▶ [WHAT TO PRODUCE] Repeat the listing word for word. Leave every picture out.

---------------

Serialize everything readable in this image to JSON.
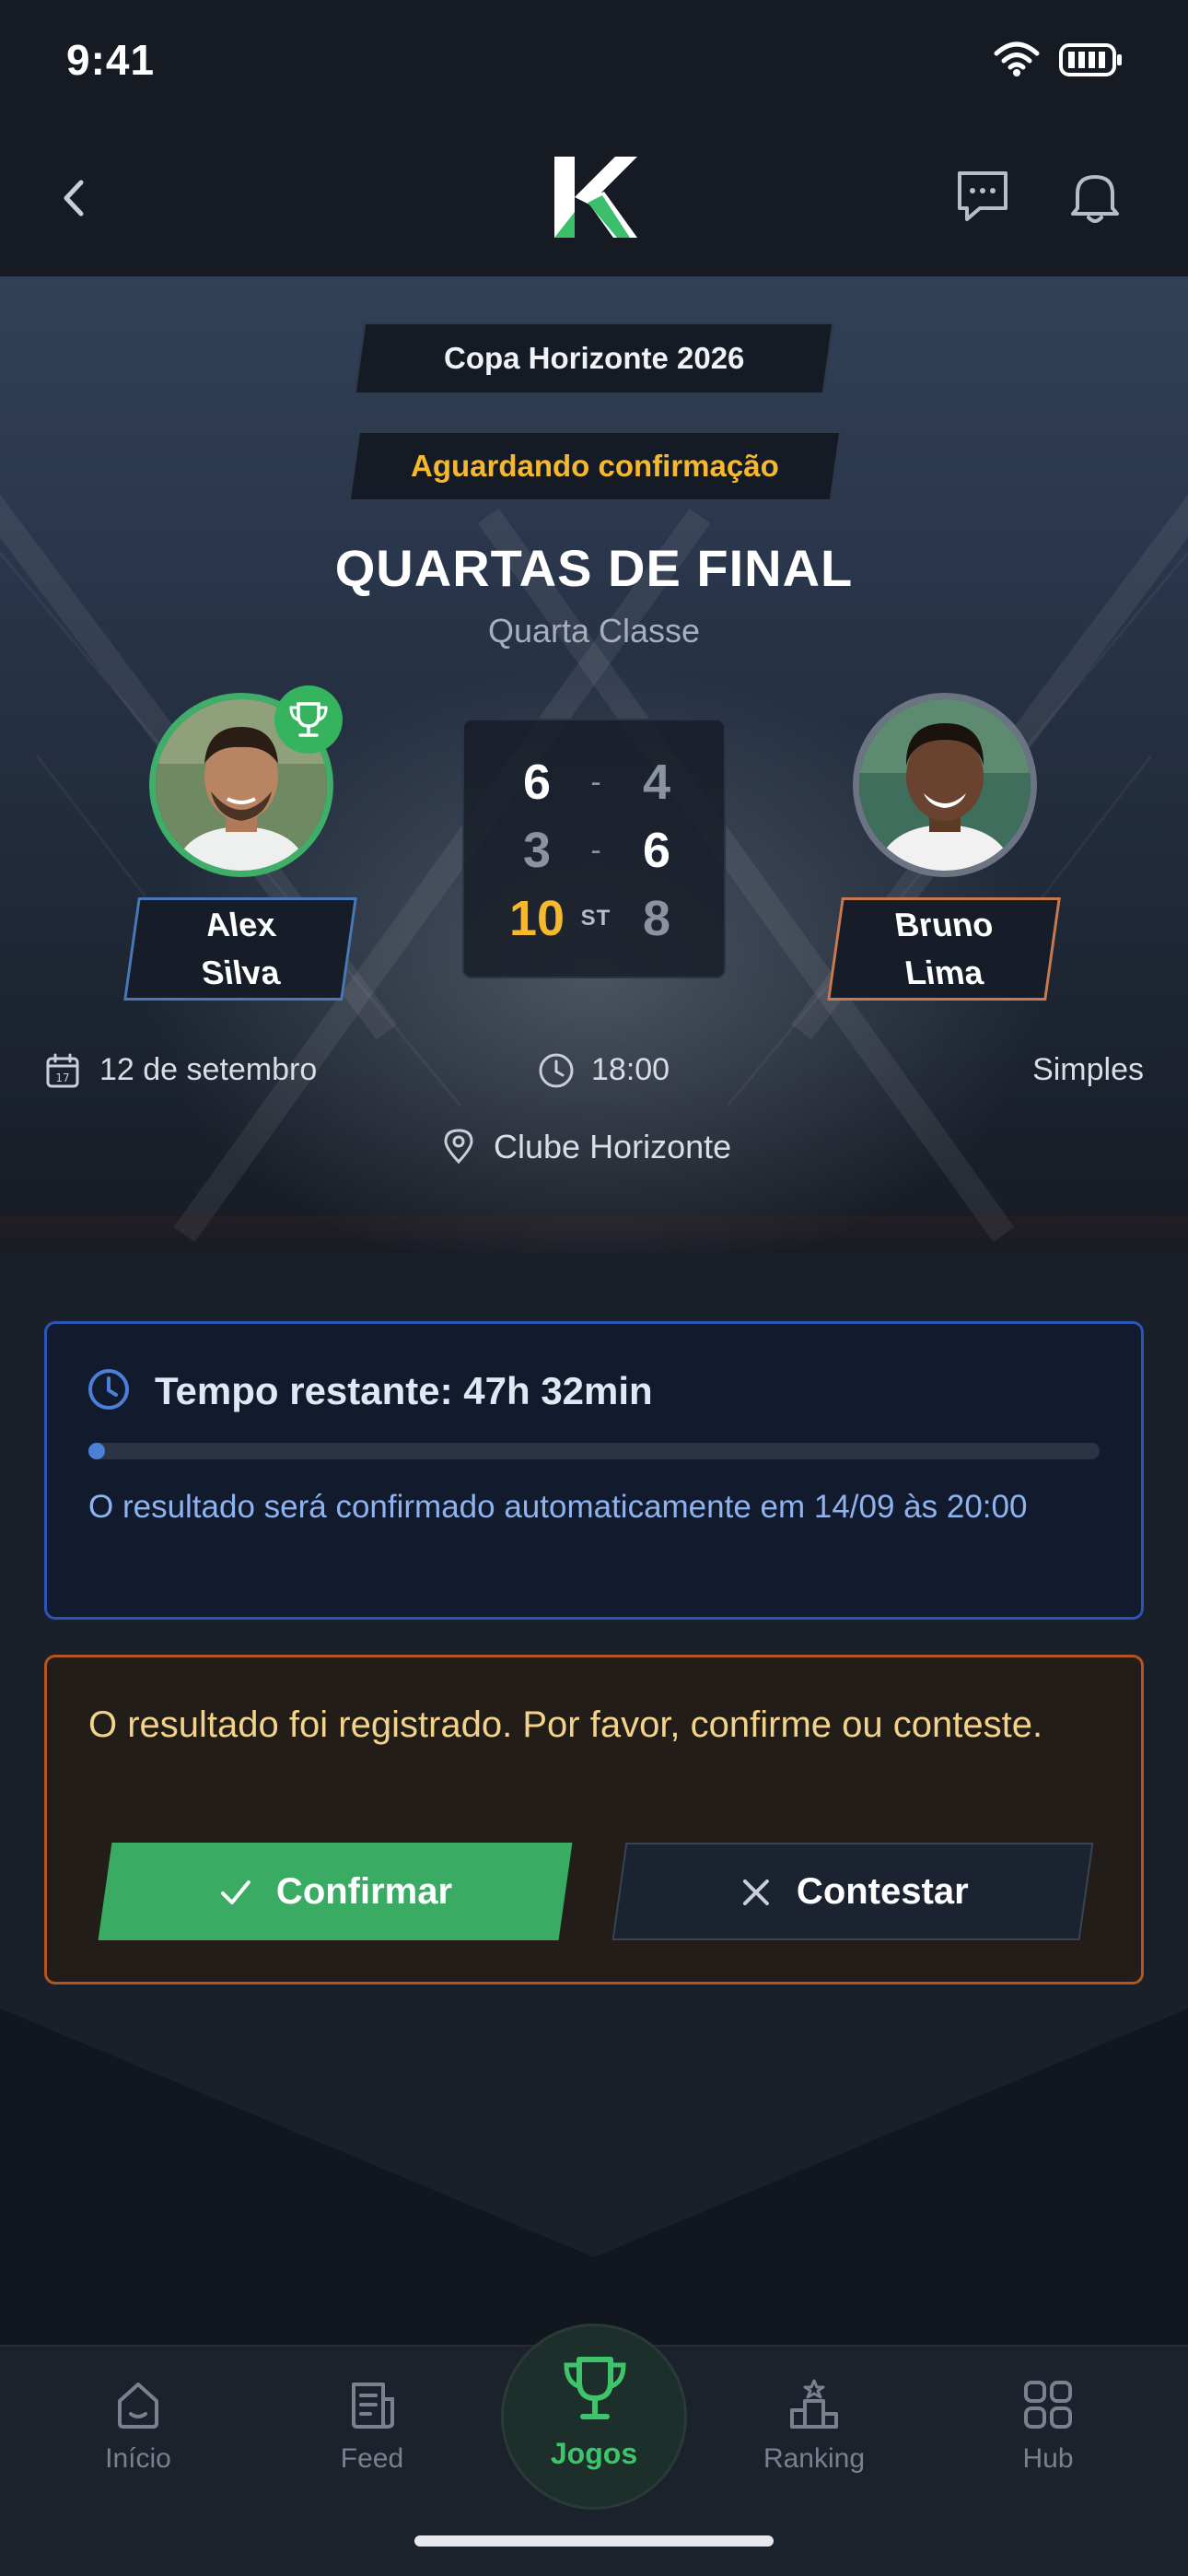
{
  "status_bar": {
    "time": "9:41"
  },
  "header": {
    "back_icon": "chevron-left-icon",
    "logo": "K",
    "chat_icon": "chat-bubble-icon",
    "bell_icon": "bell-icon"
  },
  "match": {
    "tournament": "Copa Horizonte 2026",
    "status": "Aguardando confirmação",
    "round": "QUARTAS DE FINAL",
    "category": "Quarta Classe",
    "player_left": {
      "first": "Alex",
      "last": "Silva",
      "winner": true
    },
    "player_right": {
      "first": "Bruno",
      "last": "Lima",
      "winner": false
    },
    "sets": [
      {
        "a": "6",
        "sep": "-",
        "b": "4"
      },
      {
        "a": "3",
        "sep": "-",
        "b": "6"
      },
      {
        "a": "10",
        "sep": "ST",
        "b": "8"
      }
    ],
    "date": "12 de setembro",
    "time": "18:00",
    "type": "Simples",
    "location": "Clube Horizonte"
  },
  "timer": {
    "title": "Tempo restante: 47h 32min",
    "progress": 0.01,
    "description": "O resultado será confirmado automaticamente em 14/09 às 20:00"
  },
  "confirmation": {
    "message": "O resultado foi registrado. Por favor, confirme ou conteste.",
    "confirm_label": "Confirmar",
    "contest_label": "Contestar"
  },
  "nav": {
    "items": [
      {
        "label": "Início",
        "icon": "home-icon"
      },
      {
        "label": "Feed",
        "icon": "news-icon"
      },
      {
        "label": "Jogos",
        "icon": "trophy-icon"
      },
      {
        "label": "Ranking",
        "icon": "podium-icon"
      },
      {
        "label": "Hub",
        "icon": "grid-icon"
      }
    ],
    "active": "Jogos"
  },
  "colors": {
    "accent_green": "#3aab63",
    "warning_yellow": "#f5b82e",
    "info_blue": "#2b54b8",
    "alert_orange": "#b5541e"
  }
}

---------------

▶ [WRITTEN ANSWER]
Serialize everything readable in this image to JSON.
{
  "status_bar": {
    "time": "9:41"
  },
  "header": {
    "back_icon": "chevron-left-icon",
    "logo": "K",
    "chat_icon": "chat-bubble-icon",
    "bell_icon": "bell-icon"
  },
  "match": {
    "tournament": "Copa Horizonte 2026",
    "status": "Aguardando confirmação",
    "round": "QUARTAS DE FINAL",
    "category": "Quarta Classe",
    "player_left": {
      "first": "Alex",
      "last": "Silva",
      "winner": true
    },
    "player_right": {
      "first": "Bruno",
      "last": "Lima",
      "winner": false
    },
    "sets": [
      {
        "a": "6",
        "sep": "-",
        "b": "4"
      },
      {
        "a": "3",
        "sep": "-",
        "b": "6"
      },
      {
        "a": "10",
        "sep": "ST",
        "b": "8"
      }
    ],
    "date": "12 de setembro",
    "time": "18:00",
    "type": "Simples",
    "location": "Clube Horizonte"
  },
  "timer": {
    "title": "Tempo restante: 47h 32min",
    "progress": 0.01,
    "description": "O resultado será confirmado automaticamente em 14/09 às 20:00"
  },
  "confirmation": {
    "message": "O resultado foi registrado. Por favor, confirme ou conteste.",
    "confirm_label": "Confirmar",
    "contest_label": "Contestar"
  },
  "nav": {
    "items": [
      {
        "label": "Início",
        "icon": "home-icon"
      },
      {
        "label": "Feed",
        "icon": "news-icon"
      },
      {
        "label": "Jogos",
        "icon": "trophy-icon"
      },
      {
        "label": "Ranking",
        "icon": "podium-icon"
      },
      {
        "label": "Hub",
        "icon": "grid-icon"
      }
    ],
    "active": "Jogos"
  },
  "colors": {
    "accent_green": "#3aab63",
    "warning_yellow": "#f5b82e",
    "info_blue": "#2b54b8",
    "alert_orange": "#b5541e"
  }
}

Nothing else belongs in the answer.